▶ [Brief]
Look for "APEX" in the material below and show each line that contains it.

▶ [Task material]

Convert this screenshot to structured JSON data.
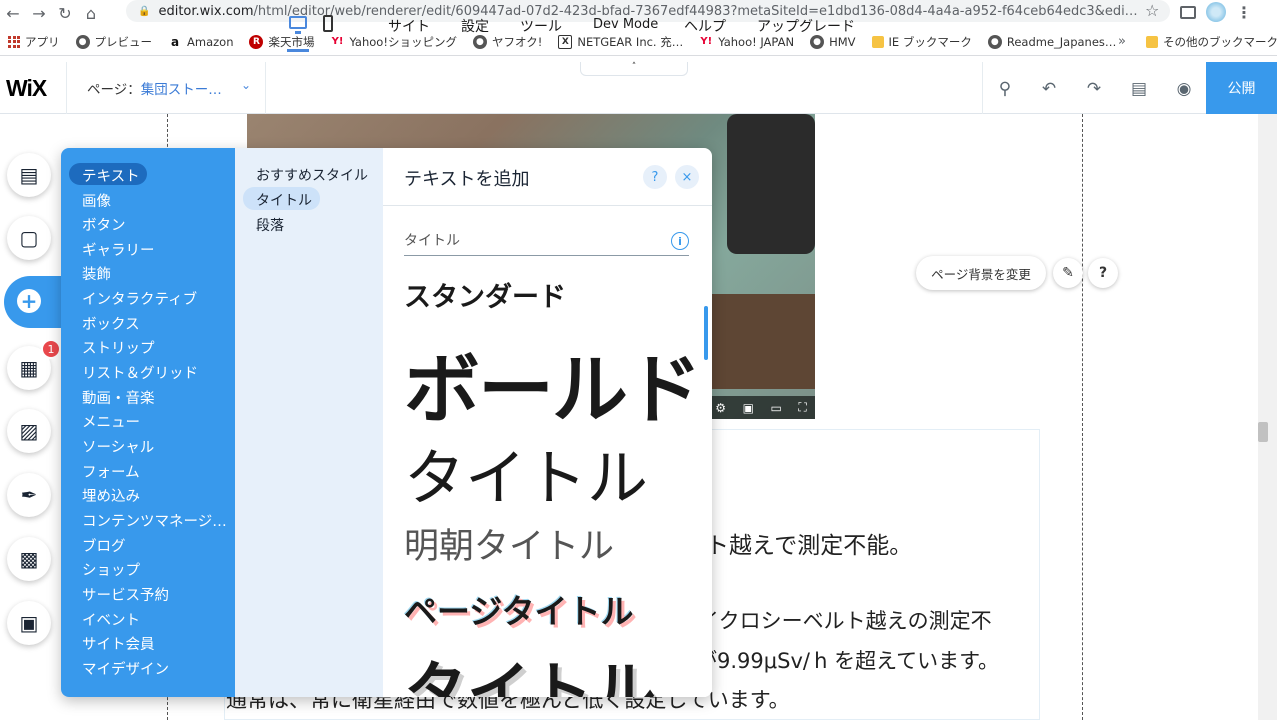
{
  "browser": {
    "url_host": "editor.wix.com",
    "url_rest": "/html/editor/web/renderer/edit/609447ad-07d2-423d-bfad-7367edf44983?metaSiteId=e1dbd136-08d4-4a4a-a952-f64ceb64edc3&edi…",
    "bookmarks": [
      {
        "label": "アプリ",
        "icon": "apps-grid-icon"
      },
      {
        "label": "プレビュー",
        "icon": "globe-icon"
      },
      {
        "label": "Amazon",
        "icon": "amazon-icon"
      },
      {
        "label": "楽天市場",
        "icon": "rakuten-icon"
      },
      {
        "label": "Yahoo!ショッピング",
        "icon": "yahoo-icon"
      },
      {
        "label": "ヤフオク!",
        "icon": "globe-icon"
      },
      {
        "label": "NETGEAR Inc. 充…",
        "icon": "netgear-icon"
      },
      {
        "label": "Yahoo! JAPAN",
        "icon": "yahoo-icon"
      },
      {
        "label": "HMV",
        "icon": "globe-icon"
      },
      {
        "label": "IE ブックマーク",
        "icon": "folder-icon"
      },
      {
        "label": "Readme_Japanes…",
        "icon": "globe-icon"
      }
    ],
    "more": "»",
    "other_bookmarks": "その他のブックマーク"
  },
  "wix": {
    "logo": "WiX",
    "page_label": "ページ：",
    "page_value": "集団ストー…",
    "menu": {
      "site": "サイト",
      "settings": "設定",
      "tools": "ツール",
      "dev_mode": "Dev Mode",
      "help": "ヘルプ",
      "upgrade": "アップグレード"
    },
    "collapse": "˄",
    "publish": "公開"
  },
  "canvas": {
    "change_bg": "ページ背景を変更",
    "help": "?",
    "line1": "ルト越えで測定不能。",
    "line2": "イクロシーベルト越えの測定不",
    "line3": "が9.99μSv/ h を超えています。",
    "line4": "通常は、常に衛星経由で数値を極んど低く設定しています。"
  },
  "rail": {
    "badge": "1"
  },
  "panel": {
    "categories": [
      "テキスト",
      "画像",
      "ボタン",
      "ギャラリー",
      "装飾",
      "インタラクティブ",
      "ボックス",
      "ストリップ",
      "リスト＆グリッド",
      "動画・音楽",
      "メニュー",
      "ソーシャル",
      "フォーム",
      "埋め込み",
      "コンテンツマネージ…",
      "ブログ",
      "ショップ",
      "サービス予約",
      "イベント",
      "サイト会員",
      "マイデザイン"
    ],
    "subcategories": [
      "おすすめスタイル",
      "タイトル",
      "段落"
    ],
    "header": "テキストを追加",
    "help": "?",
    "close": "×",
    "section": "タイトル",
    "info": "i",
    "samples": {
      "standard": "スタンダード",
      "bold": "ボールド",
      "title": "タイトル",
      "mincho": "明朝タイトル",
      "page_title": "ページタイトル",
      "big_title": "タイトル"
    }
  },
  "colors": {
    "accent": "#3899ec",
    "accent_dark": "#1d6bbe"
  }
}
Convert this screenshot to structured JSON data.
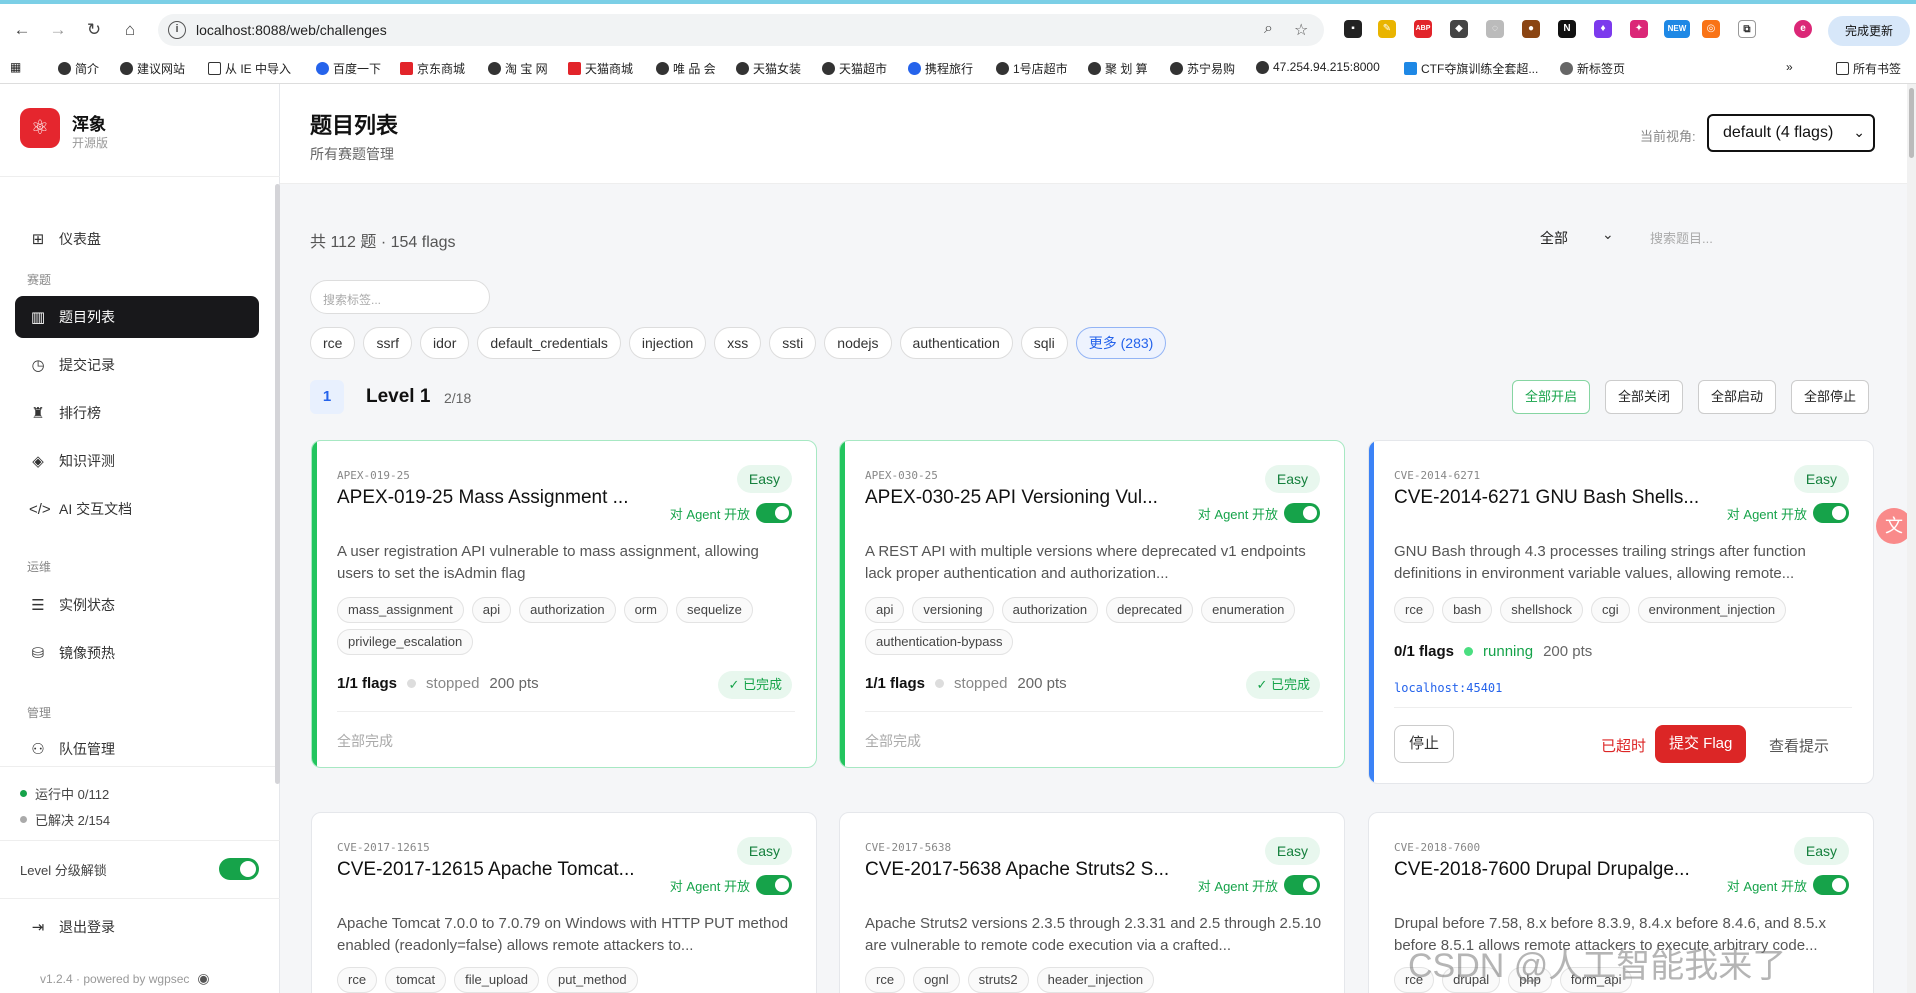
{
  "browser": {
    "url": "localhost:8088/web/challenges",
    "update_label": "完成更新",
    "bookmarks": [
      "简介",
      "建议网站",
      "从 IE 中导入",
      "百度一下",
      "京东商城",
      "淘 宝 网",
      "天猫商城",
      "唯 品 会",
      "天猫女装",
      "天猫超市",
      "携程旅行",
      "1号店超市",
      "聚 划 算",
      "苏宁易购",
      "47.254.94.215:8000",
      "CTF夺旗训练全套超...",
      "新标签页"
    ],
    "all_bookmarks": "所有书签",
    "ext_new": "NEW",
    "ext_abp": "ABP"
  },
  "sidebar": {
    "brand": "浑象",
    "brand_sub": "开源版",
    "items": [
      {
        "label": "仪表盘"
      },
      {
        "label": "题目列表"
      },
      {
        "label": "提交记录"
      },
      {
        "label": "排行榜"
      },
      {
        "label": "知识评测"
      },
      {
        "label": "AI 交互文档"
      },
      {
        "label": "实例状态"
      },
      {
        "label": "镜像预热"
      },
      {
        "label": "队伍管理"
      }
    ],
    "sections": {
      "contest": "赛题",
      "ops": "运维",
      "manage": "管理"
    },
    "running": "运行中 0/112",
    "solved": "已解决 2/154",
    "level_unlock": "Level 分级解锁",
    "logout": "退出登录",
    "footer": "v1.2.4 · powered by wgpsec"
  },
  "header": {
    "title": "题目列表",
    "subtitle": "所有赛题管理",
    "view_label": "当前视角:",
    "view_value": "default (4 flags)"
  },
  "toolbar": {
    "total": "共 112 题 · 154 flags",
    "filter_value": "全部",
    "search_placeholder": "搜索题目...",
    "tag_search_placeholder": "搜索标签...",
    "tags": [
      "rce",
      "ssrf",
      "idor",
      "default_credentials",
      "injection",
      "xss",
      "ssti",
      "nodejs",
      "authentication",
      "sqli"
    ],
    "more_tags": "更多 (283)"
  },
  "level": {
    "num": "1",
    "title": "Level 1",
    "progress": "2/18",
    "actions": [
      "全部开启",
      "全部关闭",
      "全部启动",
      "全部停止"
    ]
  },
  "cards": [
    {
      "id": "APEX-019-25",
      "title": "APEX-019-25 Mass Assignment ...",
      "difficulty": "Easy",
      "agent": "对 Agent 开放",
      "desc": "A user registration API vulnerable to mass assignment, allowing users to set the isAdmin flag",
      "tags": [
        "mass_assignment",
        "api",
        "authorization",
        "orm",
        "sequelize",
        "privilege_escalation"
      ],
      "flags": "1/1 flags",
      "status": "stopped",
      "pts": "200 pts",
      "done": "✓ 已完成",
      "footer": "全部完成"
    },
    {
      "id": "APEX-030-25",
      "title": "APEX-030-25 API Versioning Vul...",
      "difficulty": "Easy",
      "agent": "对 Agent 开放",
      "desc": "A REST API with multiple versions where deprecated v1 endpoints lack proper authentication and authorization...",
      "tags": [
        "api",
        "versioning",
        "authorization",
        "deprecated",
        "enumeration",
        "authentication-bypass"
      ],
      "flags": "1/1 flags",
      "status": "stopped",
      "pts": "200 pts",
      "done": "✓ 已完成",
      "footer": "全部完成"
    },
    {
      "id": "CVE-2014-6271",
      "title": "CVE-2014-6271 GNU Bash Shells...",
      "difficulty": "Easy",
      "agent": "对 Agent 开放",
      "desc": "GNU Bash through 4.3 processes trailing strings after function definitions in environment variable values, allowing remote...",
      "tags": [
        "rce",
        "bash",
        "shellshock",
        "cgi",
        "environment_injection"
      ],
      "flags": "0/1 flags",
      "status": "running",
      "pts": "200 pts",
      "addr": "localhost:45401",
      "stop": "停止",
      "timeout": "已超时",
      "submit": "提交 Flag",
      "hint": "查看提示"
    },
    {
      "id": "CVE-2017-12615",
      "title": "CVE-2017-12615 Apache Tomcat...",
      "difficulty": "Easy",
      "agent": "对 Agent 开放",
      "desc": "Apache Tomcat 7.0.0 to 7.0.79 on Windows with HTTP PUT method enabled (readonly=false) allows remote attackers to...",
      "tags": [
        "rce",
        "tomcat",
        "file_upload",
        "put_method"
      ]
    },
    {
      "id": "CVE-2017-5638",
      "title": "CVE-2017-5638 Apache Struts2 S...",
      "difficulty": "Easy",
      "agent": "对 Agent 开放",
      "desc": "Apache Struts2 versions 2.3.5 through 2.3.31 and 2.5 through 2.5.10 are vulnerable to remote code execution via a crafted...",
      "tags": [
        "rce",
        "ognl",
        "struts2",
        "header_injection"
      ]
    },
    {
      "id": "CVE-2018-7600",
      "title": "CVE-2018-7600 Drupal Drupalge...",
      "difficulty": "Easy",
      "agent": "对 Agent 开放",
      "desc": "Drupal before 7.58, 8.x before 8.3.9, 8.4.x before 8.4.6, and 8.5.x before 8.5.1 allows remote attackers to execute arbitrary code...",
      "tags": [
        "rce",
        "drupal",
        "php",
        "form_api"
      ]
    }
  ],
  "watermark": "CSDN @人工智能我来了",
  "colors": {
    "accent": "#16a34a",
    "danger": "#dc2626",
    "link": "#2563eb",
    "active_nav": "#18181b"
  }
}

▶ [Completed exercise]
      "id": "APEX-019-25",
      "title": "APEX-019-25 Mass Assignment ...",
      "id": "APEX-030-25",
      "title": "APEX-030-25 API Versioning Vul...",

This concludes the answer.